Dataset:
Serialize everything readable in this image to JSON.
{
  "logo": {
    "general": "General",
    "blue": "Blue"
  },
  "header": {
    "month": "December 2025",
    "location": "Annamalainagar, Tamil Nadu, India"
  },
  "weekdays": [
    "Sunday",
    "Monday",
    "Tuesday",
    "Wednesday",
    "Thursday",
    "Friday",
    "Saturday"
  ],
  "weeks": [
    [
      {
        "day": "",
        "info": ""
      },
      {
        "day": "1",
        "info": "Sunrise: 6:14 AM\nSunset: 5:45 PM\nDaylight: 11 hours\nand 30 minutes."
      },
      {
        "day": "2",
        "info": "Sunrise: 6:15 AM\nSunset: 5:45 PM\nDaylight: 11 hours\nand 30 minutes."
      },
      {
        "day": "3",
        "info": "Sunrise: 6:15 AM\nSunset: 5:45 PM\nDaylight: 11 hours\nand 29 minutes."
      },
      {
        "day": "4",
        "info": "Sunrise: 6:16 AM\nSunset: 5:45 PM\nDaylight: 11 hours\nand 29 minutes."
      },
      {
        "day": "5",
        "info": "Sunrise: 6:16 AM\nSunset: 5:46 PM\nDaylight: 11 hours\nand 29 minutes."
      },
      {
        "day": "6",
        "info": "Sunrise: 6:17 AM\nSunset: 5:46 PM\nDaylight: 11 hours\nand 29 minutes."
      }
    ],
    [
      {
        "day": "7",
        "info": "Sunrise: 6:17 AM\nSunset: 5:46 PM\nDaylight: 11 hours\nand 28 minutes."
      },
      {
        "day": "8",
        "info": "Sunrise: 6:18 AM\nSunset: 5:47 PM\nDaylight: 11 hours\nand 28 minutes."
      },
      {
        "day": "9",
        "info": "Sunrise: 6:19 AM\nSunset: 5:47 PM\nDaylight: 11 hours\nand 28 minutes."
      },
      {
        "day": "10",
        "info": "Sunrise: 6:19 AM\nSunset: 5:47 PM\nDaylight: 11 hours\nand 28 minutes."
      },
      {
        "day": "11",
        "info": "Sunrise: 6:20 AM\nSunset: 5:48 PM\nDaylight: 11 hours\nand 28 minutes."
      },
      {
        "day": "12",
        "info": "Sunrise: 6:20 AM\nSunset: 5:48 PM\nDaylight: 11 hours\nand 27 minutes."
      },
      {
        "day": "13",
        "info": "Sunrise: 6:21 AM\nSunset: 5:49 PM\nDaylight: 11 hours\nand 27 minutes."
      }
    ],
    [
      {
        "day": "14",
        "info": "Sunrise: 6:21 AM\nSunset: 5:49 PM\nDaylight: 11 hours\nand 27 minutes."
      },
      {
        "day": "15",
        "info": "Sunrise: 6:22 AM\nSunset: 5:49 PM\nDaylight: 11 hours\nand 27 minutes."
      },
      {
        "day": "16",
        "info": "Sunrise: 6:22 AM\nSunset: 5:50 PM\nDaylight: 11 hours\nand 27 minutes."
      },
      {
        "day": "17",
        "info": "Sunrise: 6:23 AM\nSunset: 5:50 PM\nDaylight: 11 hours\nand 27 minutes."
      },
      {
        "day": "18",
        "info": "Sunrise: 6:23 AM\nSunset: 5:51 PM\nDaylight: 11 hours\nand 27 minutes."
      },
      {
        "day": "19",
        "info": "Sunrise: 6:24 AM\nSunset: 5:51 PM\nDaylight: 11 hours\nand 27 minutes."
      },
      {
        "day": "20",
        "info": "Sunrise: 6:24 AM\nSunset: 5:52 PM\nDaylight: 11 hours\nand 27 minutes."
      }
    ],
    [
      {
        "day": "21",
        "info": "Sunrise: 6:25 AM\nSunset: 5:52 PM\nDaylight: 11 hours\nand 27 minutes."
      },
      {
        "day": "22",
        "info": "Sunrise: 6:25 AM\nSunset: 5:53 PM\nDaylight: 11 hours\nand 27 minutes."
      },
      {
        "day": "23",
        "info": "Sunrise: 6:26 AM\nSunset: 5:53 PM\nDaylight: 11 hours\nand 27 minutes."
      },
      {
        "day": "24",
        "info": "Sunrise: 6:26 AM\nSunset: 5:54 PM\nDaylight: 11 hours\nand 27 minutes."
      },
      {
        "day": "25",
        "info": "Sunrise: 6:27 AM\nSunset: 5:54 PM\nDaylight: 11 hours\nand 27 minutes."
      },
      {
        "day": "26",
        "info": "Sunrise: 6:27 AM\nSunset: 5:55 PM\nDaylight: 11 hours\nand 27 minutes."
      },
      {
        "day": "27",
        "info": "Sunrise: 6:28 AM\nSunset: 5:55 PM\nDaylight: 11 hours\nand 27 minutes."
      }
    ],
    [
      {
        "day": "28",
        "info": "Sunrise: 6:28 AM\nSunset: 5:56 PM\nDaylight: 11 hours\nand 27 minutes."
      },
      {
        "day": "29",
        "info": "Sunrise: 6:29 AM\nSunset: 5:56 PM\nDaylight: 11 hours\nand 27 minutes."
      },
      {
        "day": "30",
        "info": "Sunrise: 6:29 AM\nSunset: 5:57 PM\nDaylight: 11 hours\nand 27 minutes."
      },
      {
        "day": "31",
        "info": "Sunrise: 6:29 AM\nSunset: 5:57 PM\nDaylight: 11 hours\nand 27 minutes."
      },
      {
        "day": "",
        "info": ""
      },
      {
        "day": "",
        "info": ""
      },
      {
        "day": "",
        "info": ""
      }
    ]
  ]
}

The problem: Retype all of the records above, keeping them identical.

Solved exercise:
Serialize everything readable in this image to JSON.
{
  "logo": {
    "general": "General",
    "blue": "Blue"
  },
  "header": {
    "month": "December 2025",
    "location": "Annamalainagar, Tamil Nadu, India"
  },
  "weekdays": [
    "Sunday",
    "Monday",
    "Tuesday",
    "Wednesday",
    "Thursday",
    "Friday",
    "Saturday"
  ],
  "weeks": [
    [
      {
        "day": "",
        "info": ""
      },
      {
        "day": "1",
        "info": "Sunrise: 6:14 AM\nSunset: 5:45 PM\nDaylight: 11 hours\nand 30 minutes."
      },
      {
        "day": "2",
        "info": "Sunrise: 6:15 AM\nSunset: 5:45 PM\nDaylight: 11 hours\nand 30 minutes."
      },
      {
        "day": "3",
        "info": "Sunrise: 6:15 AM\nSunset: 5:45 PM\nDaylight: 11 hours\nand 29 minutes."
      },
      {
        "day": "4",
        "info": "Sunrise: 6:16 AM\nSunset: 5:45 PM\nDaylight: 11 hours\nand 29 minutes."
      },
      {
        "day": "5",
        "info": "Sunrise: 6:16 AM\nSunset: 5:46 PM\nDaylight: 11 hours\nand 29 minutes."
      },
      {
        "day": "6",
        "info": "Sunrise: 6:17 AM\nSunset: 5:46 PM\nDaylight: 11 hours\nand 29 minutes."
      }
    ],
    [
      {
        "day": "7",
        "info": "Sunrise: 6:17 AM\nSunset: 5:46 PM\nDaylight: 11 hours\nand 28 minutes."
      },
      {
        "day": "8",
        "info": "Sunrise: 6:18 AM\nSunset: 5:47 PM\nDaylight: 11 hours\nand 28 minutes."
      },
      {
        "day": "9",
        "info": "Sunrise: 6:19 AM\nSunset: 5:47 PM\nDaylight: 11 hours\nand 28 minutes."
      },
      {
        "day": "10",
        "info": "Sunrise: 6:19 AM\nSunset: 5:47 PM\nDaylight: 11 hours\nand 28 minutes."
      },
      {
        "day": "11",
        "info": "Sunrise: 6:20 AM\nSunset: 5:48 PM\nDaylight: 11 hours\nand 28 minutes."
      },
      {
        "day": "12",
        "info": "Sunrise: 6:20 AM\nSunset: 5:48 PM\nDaylight: 11 hours\nand 27 minutes."
      },
      {
        "day": "13",
        "info": "Sunrise: 6:21 AM\nSunset: 5:49 PM\nDaylight: 11 hours\nand 27 minutes."
      }
    ],
    [
      {
        "day": "14",
        "info": "Sunrise: 6:21 AM\nSunset: 5:49 PM\nDaylight: 11 hours\nand 27 minutes."
      },
      {
        "day": "15",
        "info": "Sunrise: 6:22 AM\nSunset: 5:49 PM\nDaylight: 11 hours\nand 27 minutes."
      },
      {
        "day": "16",
        "info": "Sunrise: 6:22 AM\nSunset: 5:50 PM\nDaylight: 11 hours\nand 27 minutes."
      },
      {
        "day": "17",
        "info": "Sunrise: 6:23 AM\nSunset: 5:50 PM\nDaylight: 11 hours\nand 27 minutes."
      },
      {
        "day": "18",
        "info": "Sunrise: 6:23 AM\nSunset: 5:51 PM\nDaylight: 11 hours\nand 27 minutes."
      },
      {
        "day": "19",
        "info": "Sunrise: 6:24 AM\nSunset: 5:51 PM\nDaylight: 11 hours\nand 27 minutes."
      },
      {
        "day": "20",
        "info": "Sunrise: 6:24 AM\nSunset: 5:52 PM\nDaylight: 11 hours\nand 27 minutes."
      }
    ],
    [
      {
        "day": "21",
        "info": "Sunrise: 6:25 AM\nSunset: 5:52 PM\nDaylight: 11 hours\nand 27 minutes."
      },
      {
        "day": "22",
        "info": "Sunrise: 6:25 AM\nSunset: 5:53 PM\nDaylight: 11 hours\nand 27 minutes."
      },
      {
        "day": "23",
        "info": "Sunrise: 6:26 AM\nSunset: 5:53 PM\nDaylight: 11 hours\nand 27 minutes."
      },
      {
        "day": "24",
        "info": "Sunrise: 6:26 AM\nSunset: 5:54 PM\nDaylight: 11 hours\nand 27 minutes."
      },
      {
        "day": "25",
        "info": "Sunrise: 6:27 AM\nSunset: 5:54 PM\nDaylight: 11 hours\nand 27 minutes."
      },
      {
        "day": "26",
        "info": "Sunrise: 6:27 AM\nSunset: 5:55 PM\nDaylight: 11 hours\nand 27 minutes."
      },
      {
        "day": "27",
        "info": "Sunrise: 6:28 AM\nSunset: 5:55 PM\nDaylight: 11 hours\nand 27 minutes."
      }
    ],
    [
      {
        "day": "28",
        "info": "Sunrise: 6:28 AM\nSunset: 5:56 PM\nDaylight: 11 hours\nand 27 minutes."
      },
      {
        "day": "29",
        "info": "Sunrise: 6:29 AM\nSunset: 5:56 PM\nDaylight: 11 hours\nand 27 minutes."
      },
      {
        "day": "30",
        "info": "Sunrise: 6:29 AM\nSunset: 5:57 PM\nDaylight: 11 hours\nand 27 minutes."
      },
      {
        "day": "31",
        "info": "Sunrise: 6:29 AM\nSunset: 5:57 PM\nDaylight: 11 hours\nand 27 minutes."
      },
      {
        "day": "",
        "info": ""
      },
      {
        "day": "",
        "info": ""
      },
      {
        "day": "",
        "info": ""
      }
    ]
  ]
}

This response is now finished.